  • Misguided ‘Teen Mom’s’ latest antics bring tabloid attention to Brunswick County

    I was on one of my many trips to the Brunswick County Sheriff’s Office when it came up—the subject I had so hoped to avoid—Jenelle, otherwise known as Brunswick County’s resident “Teen Mom.”

    A “star” on MTV’s “reality” show “Teen Mom 2,” Jenelle Evans is a 19-year-old Oak Island resident whose run-ins with the law have been well documented on the show, in the tabloids and in the court docket in Brunswick County District Court.

  • Life lesson learned: Never attempt to vacuum a blind cat (alone)

    Pardon me, Dr. Ernie Ward, while I step on your toes for a moment.

    No, I don’t have a degree in veterinary science. I haven’t published any books, and I haven’t appeared on any syndicated television shows, national news programs or been in newspapers picked up by half the country.

    I certainly haven’t cared for and treated countless numbers of dogs, cats, lizards, snakes, hamsters and other critters.

    Everything I know about caring for pets, well, at least one of them, I learned on my lunch break last week.

  • Community failed student for trying to prohibit religious song

    "Christian Songs Get OK'd at Schools' Talent Show."

    Among all the day’s global headlines—the latest from Libya, earthquake relief in Japan and the anticipated premiere of “Dancing With the Stars”—this one caught my attention.

  • Signs of the times in Calabash

    Just when you think everything is hunky-dory in the Seafood Capital is usually when a new issue crops up to keep Calabash-ians (and reporters) on their toes.

    Some people there think it’s not enough to have a cute neon restaurant arrow or big gift-shop sign memorializing the town once called Pea Landing.

    Leaders, heavy on the merchant side, are feeling the town could do better—has done better—back in the golden days when it had a few big, honkin’ “Calabash Seafood” signs and restaurants lining Beach Drive.

  • Sometimes getting public access is more difficult than it should be

    I cut my journalism teeth working in a small, rural Kentucky community where generations of my family were born, went to school, worked and died.

    I rarely went out without having to talk about my last name, what part of the county I lived in and where I grew up. 

  • Celebrate today

    Most weeks I consider my job more fun than work. But there are weeks I question my career choice.
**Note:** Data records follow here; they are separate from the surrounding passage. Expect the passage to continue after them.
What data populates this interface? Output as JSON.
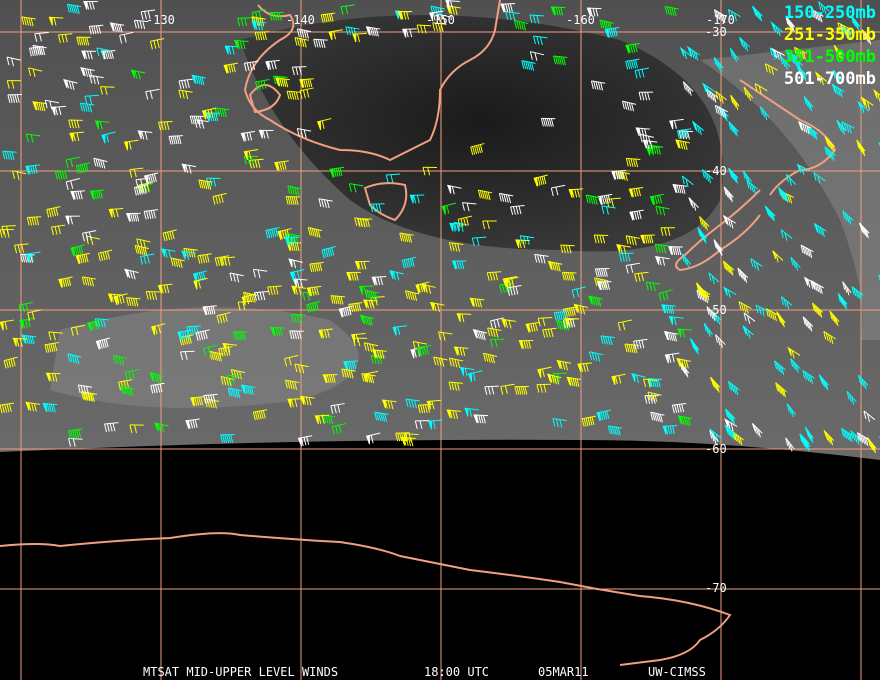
{
  "map": {
    "lon_labels": [
      "-130",
      "-140",
      "-150",
      "-160",
      "-170"
    ],
    "lat_labels": [
      "-30",
      "-40",
      "-50",
      "-60",
      "-70"
    ],
    "grid_color": "#f0a080",
    "coast_color": "#f0a080"
  },
  "legend": [
    {
      "label": "150-250mb",
      "color": "#00ffff"
    },
    {
      "label": "251-350mb",
      "color": "#ffff00"
    },
    {
      "label": "351-500mb",
      "color": "#00ff00"
    },
    {
      "label": "501-700mb",
      "color": "#ffffff"
    }
  ],
  "footer": {
    "product": "MTSAT MID-UPPER LEVEL WINDS",
    "time": "18:00 UTC",
    "date": "05MAR11",
    "source": "UW-CIMSS"
  }
}
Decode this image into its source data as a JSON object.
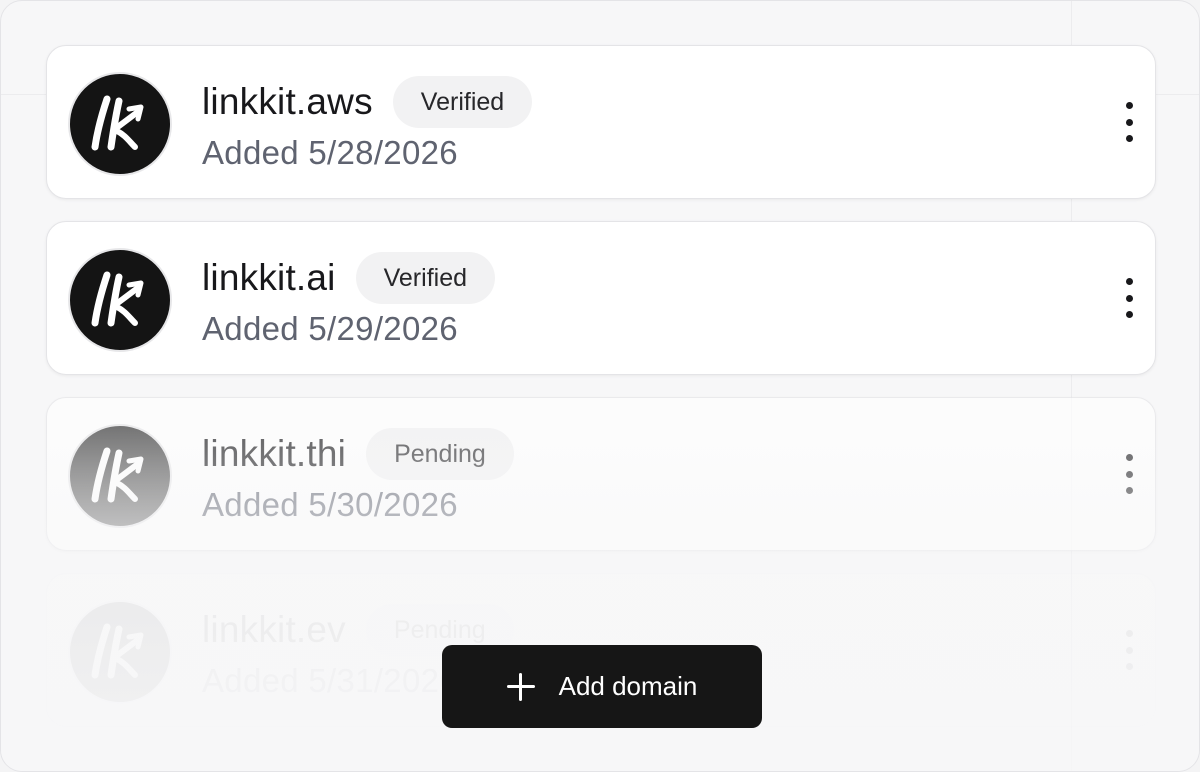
{
  "domains": [
    {
      "name": "linkkit.aws",
      "status": "Verified",
      "added": "Added 5/28/2026"
    },
    {
      "name": "linkkit.ai",
      "status": "Verified",
      "added": "Added 5/29/2026"
    },
    {
      "name": "linkkit.thi",
      "status": "Pending",
      "added": "Added 5/30/2026"
    },
    {
      "name": "linkkit.ev",
      "status": "Pending",
      "added": "Added 5/31/2026"
    }
  ],
  "add_button": {
    "label": "Add domain",
    "icon": "plus-icon"
  },
  "logo": {
    "icon": "linkkit-logo-icon",
    "background": "#141414"
  },
  "colors": {
    "primary": "#161616",
    "badge_bg": "#f2f2f3",
    "muted_text": "#5f6370"
  }
}
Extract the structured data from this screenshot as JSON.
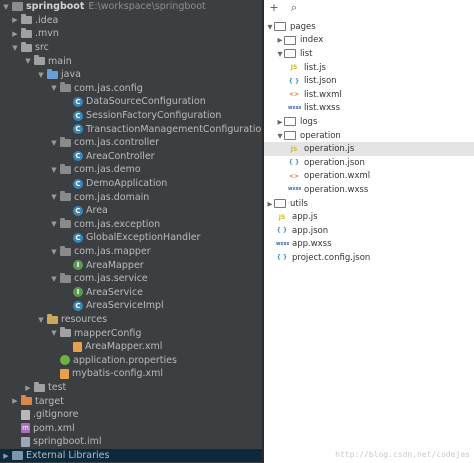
{
  "left_tree": {
    "root": {
      "label": "springboot",
      "path": "E:\\workspace\\springboot"
    },
    "idea": ".idea",
    "mvn": ".mvn",
    "src": "src",
    "main": "main",
    "java": "java",
    "pkg_config": "com.jas.config",
    "cls_datasource": "DataSourceConfiguration",
    "cls_sessionfactory": "SessionFactoryConfiguration",
    "cls_transaction": "TransactionManagementConfiguration",
    "pkg_controller": "com.jas.controller",
    "cls_areacontroller": "AreaController",
    "pkg_demo": "com.jas.demo",
    "cls_demoapp": "DemoApplication",
    "pkg_domain": "com.jas.domain",
    "cls_area": "Area",
    "pkg_exception": "com.jas.exception",
    "cls_globalexc": "GlobalExceptionHandler",
    "pkg_mapper": "com.jas.mapper",
    "intf_areamapper": "AreaMapper",
    "pkg_service": "com.jas.service",
    "intf_areaservice": "AreaService",
    "cls_areaserviceimpl": "AreaServiceImpl",
    "resources": "resources",
    "mapperconfig": "mapperConfig",
    "file_areamapperxml": "AreaMapper.xml",
    "file_appprops": "application.properties",
    "file_mybatis": "mybatis-config.xml",
    "test": "test",
    "target": "target",
    "gitignore": ".gitignore",
    "pomxml": "pom.xml",
    "iml": "springboot.iml",
    "extlibs": "External Libraries"
  },
  "right_tree": {
    "toolbar": {
      "add": "+",
      "search": "⌕"
    },
    "pages": "pages",
    "index": "index",
    "list": "list",
    "list_js": "list.js",
    "list_json": "list.json",
    "list_wxml": "list.wxml",
    "list_wxss": "list.wxss",
    "logs": "logs",
    "operation": "operation",
    "op_js": "operation.js",
    "op_json": "operation.json",
    "op_wxml": "operation.wxml",
    "op_wxss": "operation.wxss",
    "utils": "utils",
    "app_js": "app.js",
    "app_json": "app.json",
    "app_wxss": "app.wxss",
    "project_config": "project.config.json",
    "type_js": "JS",
    "type_json": "{ }",
    "type_wxml": "<>",
    "type_wxss": "wxss"
  },
  "watermark": "http://blog.csdn.net/codejas"
}
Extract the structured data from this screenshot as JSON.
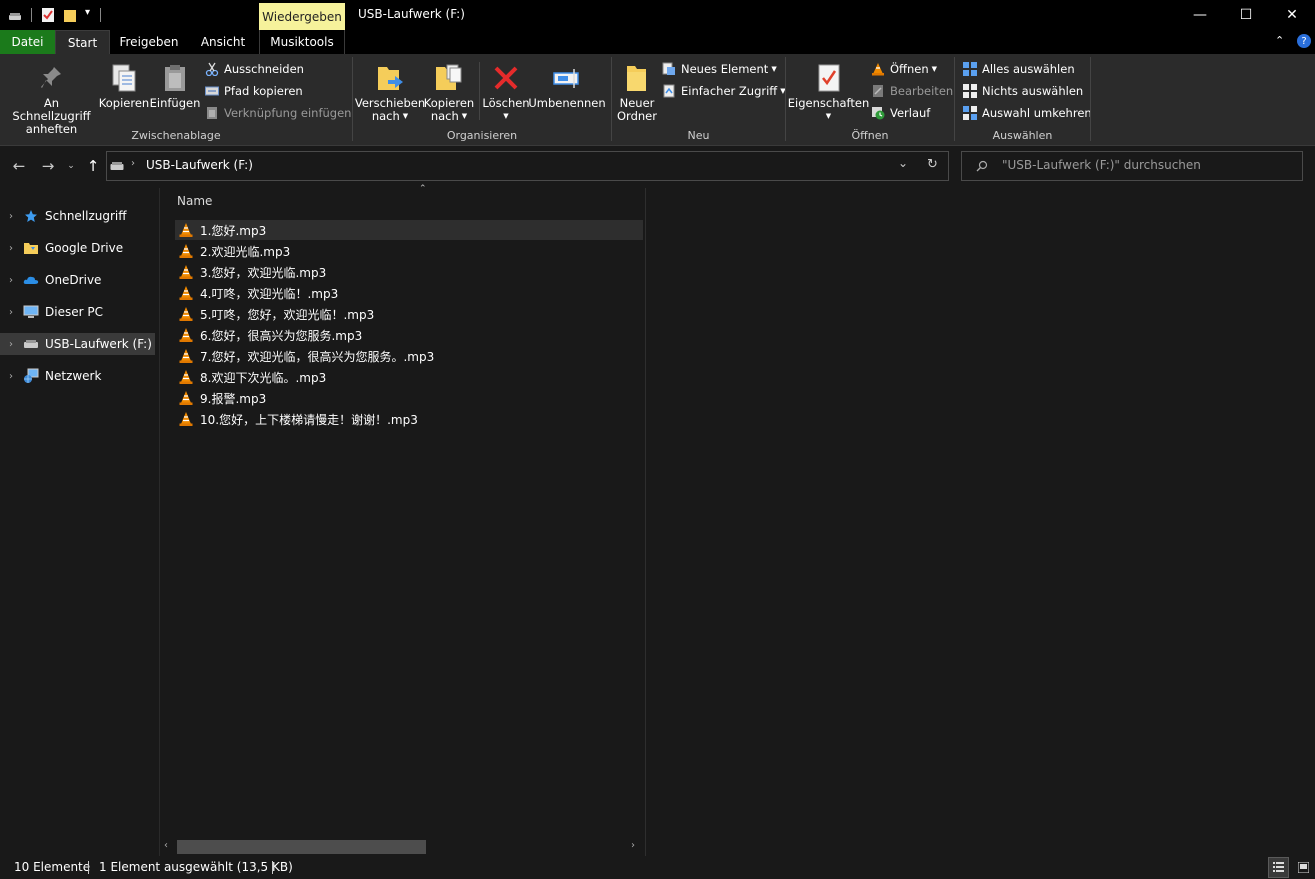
{
  "window": {
    "title": "USB-Laufwerk (F:)",
    "context_tab": "Wiedergeben",
    "minimize": "—",
    "maximize": "☐",
    "close": "✕"
  },
  "tabs": {
    "datei": "Datei",
    "start": "Start",
    "freigeben": "Freigeben",
    "ansicht": "Ansicht",
    "musiktools": "Musiktools"
  },
  "ribbon": {
    "clipboard": {
      "label": "Zwischenablage",
      "pin_line1": "An Schnellzugriff",
      "pin_line2": "anheften",
      "copy": "Kopieren",
      "paste": "Einfügen",
      "cut": "Ausschneiden",
      "copy_path": "Pfad kopieren",
      "paste_shortcut": "Verknüpfung einfügen"
    },
    "organize": {
      "label": "Organisieren",
      "move_line1": "Verschieben",
      "move_line2": "nach",
      "copyto_line1": "Kopieren",
      "copyto_line2": "nach",
      "delete": "Löschen",
      "rename": "Umbenennen"
    },
    "new": {
      "label": "Neu",
      "folder_line1": "Neuer",
      "folder_line2": "Ordner",
      "new_item": "Neues Element",
      "easy_access": "Einfacher Zugriff"
    },
    "open": {
      "label": "Öffnen",
      "properties": "Eigenschaften",
      "open": "Öffnen",
      "edit": "Bearbeiten",
      "history": "Verlauf"
    },
    "select": {
      "label": "Auswählen",
      "select_all": "Alles auswählen",
      "select_none": "Nichts auswählen",
      "invert": "Auswahl umkehren"
    }
  },
  "address": {
    "path": "USB-Laufwerk (F:)",
    "search_placeholder": "\"USB-Laufwerk (F:)\" durchsuchen"
  },
  "nav": {
    "items": [
      {
        "label": "Schnellzugriff"
      },
      {
        "label": "Google Drive"
      },
      {
        "label": "OneDrive"
      },
      {
        "label": "Dieser PC"
      },
      {
        "label": "USB-Laufwerk (F:)"
      },
      {
        "label": "Netzwerk"
      }
    ]
  },
  "files": {
    "column_name": "Name",
    "items": [
      {
        "name": "1.您好.mp3"
      },
      {
        "name": "2.欢迎光临.mp3"
      },
      {
        "name": "3.您好，欢迎光临.mp3"
      },
      {
        "name": "4.叮咚，欢迎光临！.mp3"
      },
      {
        "name": "5.叮咚，您好，欢迎光临！.mp3"
      },
      {
        "name": "6.您好，很高兴为您服务.mp3"
      },
      {
        "name": "7.您好，欢迎光临，很高兴为您服务。.mp3"
      },
      {
        "name": "8.欢迎下次光临。.mp3"
      },
      {
        "name": "9.报警.mp3"
      },
      {
        "name": "10.您好，上下楼梯请慢走！谢谢！.mp3"
      }
    ]
  },
  "status": {
    "count": "10 Elemente",
    "selection": "1 Element ausgewählt (13,5 KB)"
  },
  "colors": {
    "accent_green": "#1b7a1b",
    "context_yellow": "#f6f29b",
    "background": "#191919",
    "ribbon": "#2b2b2b"
  }
}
    No one wants to write the story of a town grieving for the loss of a much loved public figure, or of a fire that destroyed two small businesses and severely injured a man, or about a bicyclist run over by three cars on U.S. 17, or about a family of four dying in a car wreck. But writing these types of stories comes with the job. Unfortunately, last week they were all in the paper—it was a sad news week.

  • Happy Sunshine Week from behind the (freedom of information) battle lines

    Is it really that time of year again? My, how times flies.

    It’s Sunshine Week. Besides being my favorite time of the year, Sunshine Week is a week each year created to celebrate freedom of information and your right to know.

    Started (suitably) by a group of news editors in Florida in 2002, Sunshine Week was taken over by the National Society of News Editors in 2003, and the rest, as they say, is history.

    This week, hundreds of news organizations and community groups celebrate the public’s right to know during the weeklong celebration.

  • We’re looking for interesting Brunswick Countians to tell their stories

    When was the last time you sat down with a friend, neighbor, classmate or fellow churchgoer and thought, “Wow, what an interesting person!”?

    When was the last time you had a chat with someone and their life story was so interesting you couldn’t wait to share it with the next person you spoke with?

    Has there been a person in the community who has shared his or her life experiences with you and you’ve thought, “Man, someone should write this down.”

    Well, that’s exactly what we want to do.